== ABOUT THIS EXERCISE ==
Select from the records below every line that has the word "StudioSystem" in it.

##### SUPPLIED ENTRIES

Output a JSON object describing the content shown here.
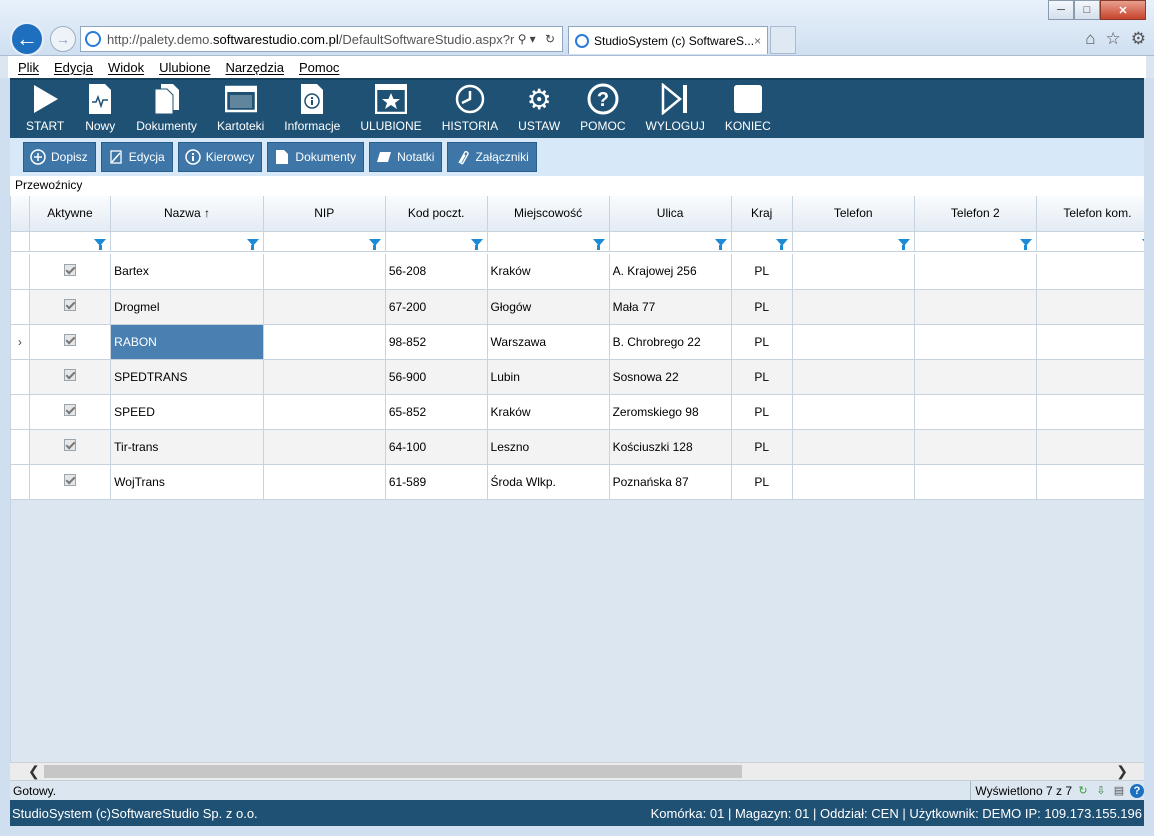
{
  "browser": {
    "url_prefix": "http://palety.demo.",
    "url_domain": "softwarestudio.com.pl",
    "url_path": "/DefaultSoftwareStudio.aspx?rol",
    "tab_title": "StudioSystem (c) SoftwareS...",
    "tab_close": "×"
  },
  "menu": [
    "Plik",
    "Edycja",
    "Widok",
    "Ulubione",
    "Narzędzia",
    "Pomoc"
  ],
  "toolbar": [
    {
      "label": "START",
      "icon": "play-icon"
    },
    {
      "label": "Nowy",
      "icon": "new-document-icon"
    },
    {
      "label": "Dokumenty",
      "icon": "documents-icon"
    },
    {
      "label": "Kartoteki",
      "icon": "window-icon"
    },
    {
      "label": "Informacje",
      "icon": "info-document-icon"
    },
    {
      "label": "ULUBIONE",
      "icon": "star-icon"
    },
    {
      "label": "HISTORIA",
      "icon": "history-icon"
    },
    {
      "label": "USTAW",
      "icon": "gears-icon"
    },
    {
      "label": "POMOC",
      "icon": "help-icon"
    },
    {
      "label": "WYLOGUJ",
      "icon": "logout-icon"
    },
    {
      "label": "KONIEC",
      "icon": "stop-icon"
    }
  ],
  "actions": [
    {
      "label": "Dopisz",
      "icon": "plus-circle-icon"
    },
    {
      "label": "Edycja",
      "icon": "edit-icon"
    },
    {
      "label": "Kierowcy",
      "icon": "info-circle-icon"
    },
    {
      "label": "Dokumenty",
      "icon": "document-icon"
    },
    {
      "label": "Notatki",
      "icon": "note-icon"
    },
    {
      "label": "Załączniki",
      "icon": "paperclip-icon"
    }
  ],
  "section_title": "Przewoźnicy",
  "columns": [
    "Aktywne",
    "Nazwa ↑",
    "NIP",
    "Kod poczt.",
    "Miejscowość",
    "Ulica",
    "Kraj",
    "Telefon",
    "Telefon 2",
    "Telefon kom."
  ],
  "rows": [
    {
      "active": true,
      "name": "Bartex",
      "nip": "",
      "zip": "56-208",
      "city": "Kraków",
      "street": "A. Krajowej 256",
      "country": "PL",
      "phone": "",
      "phone2": "",
      "mobile": ""
    },
    {
      "active": true,
      "name": "Drogmel",
      "nip": "",
      "zip": "67-200",
      "city": "Głogów",
      "street": "Mała 77",
      "country": "PL",
      "phone": "",
      "phone2": "",
      "mobile": ""
    },
    {
      "active": true,
      "name": "RABON",
      "nip": "",
      "zip": "98-852",
      "city": "Warszawa",
      "street": "B. Chrobrego 22",
      "country": "PL",
      "phone": "",
      "phone2": "",
      "mobile": "",
      "selected": true
    },
    {
      "active": true,
      "name": "SPEDTRANS",
      "nip": "",
      "zip": "56-900",
      "city": "Lubin",
      "street": "Sosnowa 22",
      "country": "PL",
      "phone": "",
      "phone2": "",
      "mobile": ""
    },
    {
      "active": true,
      "name": "SPEED",
      "nip": "",
      "zip": "65-852",
      "city": "Kraków",
      "street": "Zeromskiego 98",
      "country": "PL",
      "phone": "",
      "phone2": "",
      "mobile": ""
    },
    {
      "active": true,
      "name": "Tir-trans",
      "nip": "",
      "zip": "64-100",
      "city": "Leszno",
      "street": "Kościuszki 128",
      "country": "PL",
      "phone": "",
      "phone2": "",
      "mobile": ""
    },
    {
      "active": true,
      "name": "WojTrans",
      "nip": "",
      "zip": "61-589",
      "city": "Środa Wlkp.",
      "street": "Poznańska 87",
      "country": "PL",
      "phone": "",
      "phone2": "",
      "mobile": ""
    }
  ],
  "status": {
    "text": "Gotowy.",
    "count": "Wyświetlono 7 z 7"
  },
  "footer": {
    "left": "StudioSystem (c)SoftwareStudio Sp. z o.o.",
    "right": "Komórka: 01 | Magazyn: 01 | Oddział: CEN | Użytkownik: DEMO IP: 109.173.155.196"
  },
  "colors": {
    "toolbar_bg": "#1f5174",
    "action_btn": "#3d76a7",
    "selection": "#4a7fb2",
    "filter_icon": "#1d8ad6"
  }
}
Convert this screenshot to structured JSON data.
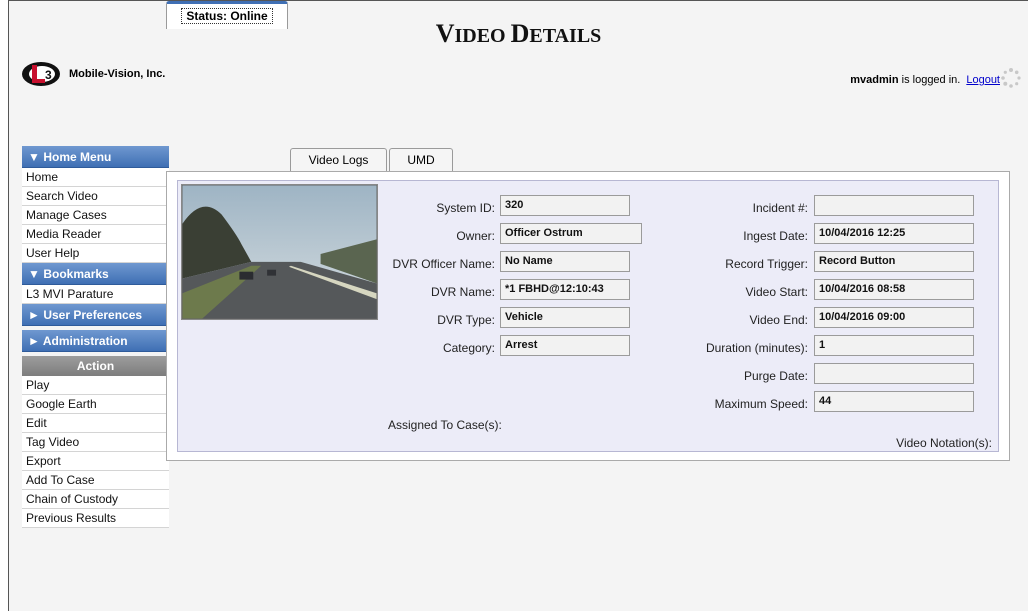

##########

== EXERCISE SOLUTION ==
    "tab_title": "StudioSystem (c) SoftwareS...",
    "left": "StudioSystem (c)SoftwareStudio Sp. z o.o.",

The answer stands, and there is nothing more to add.